=== What is needed ===
In the data that follows, count each line with the string "when"; the reply is the number only.

---- Source records

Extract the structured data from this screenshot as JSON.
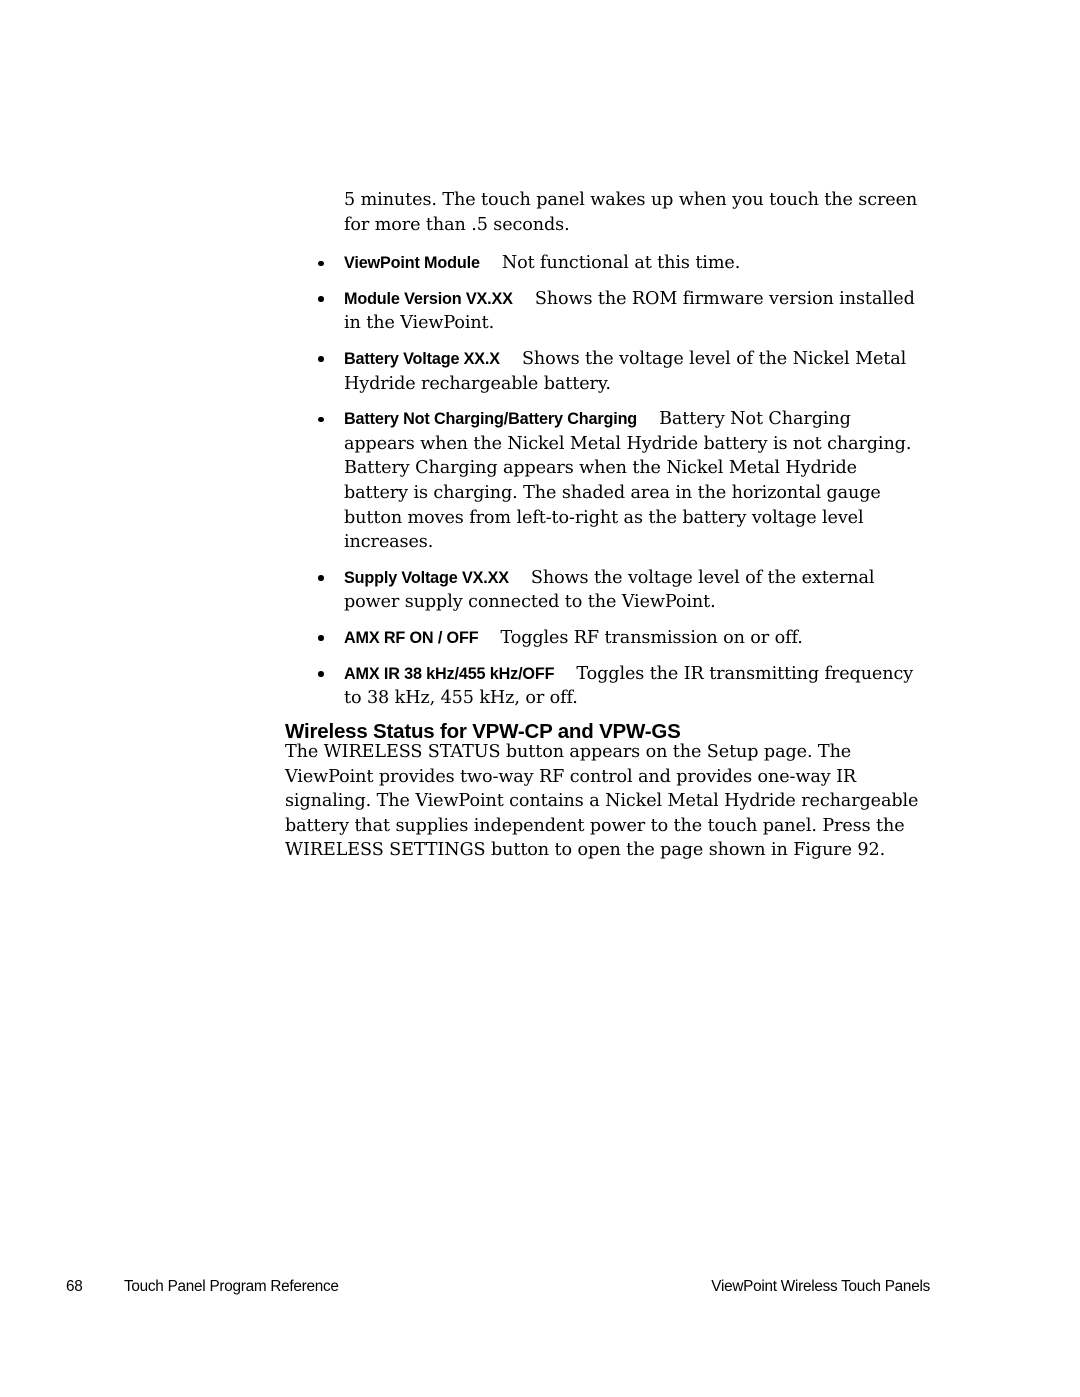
{
  "document": {
    "intro_paragraph": "5 minutes. The touch panel wakes up when you touch the screen for more than .5 seconds.",
    "bullets": [
      {
        "term": "ViewPoint Module",
        "description": "Not functional at this time."
      },
      {
        "term": "Module Version VX.XX",
        "description": "Shows the ROM firmware version installed in the ViewPoint."
      },
      {
        "term": "Battery Voltage XX.X",
        "description": "Shows the voltage level of the Nickel Metal Hydride rechargeable battery."
      },
      {
        "term": "Battery Not Charging/Battery Charging",
        "description": "Battery Not Charging appears when the Nickel Metal Hydride battery is not charging. Battery Charging appears when the Nickel Metal Hydride battery is charging. The shaded area in the horizontal gauge button moves from left-to-right as the battery voltage level increases."
      },
      {
        "term": "Supply Voltage VX.XX",
        "description": "Shows the voltage level of the external power supply connected to the ViewPoint."
      },
      {
        "term": "AMX RF ON / OFF",
        "description": "Toggles RF transmission on or off."
      },
      {
        "term": "AMX IR 38 kHz/455 kHz/OFF",
        "description": "Toggles the IR transmitting frequency to 38 kHz, 455 kHz, or off."
      }
    ],
    "section": {
      "heading": "Wireless Status for VPW-CP and VPW-GS",
      "paragraph": "The WIRELESS STATUS button appears on the Setup page. The ViewPoint provides two-way RF control and provides one-way IR signaling. The ViewPoint contains a Nickel Metal Hydride rechargeable battery that supplies independent power to the touch panel. Press the WIRELESS SETTINGS button to open the page shown in Figure 92."
    }
  },
  "footer": {
    "page_number": "68",
    "left_text": "Touch Panel Program Reference",
    "right_text": "ViewPoint Wireless Touch Panels"
  }
}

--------

=== Reply to the exercise ===
2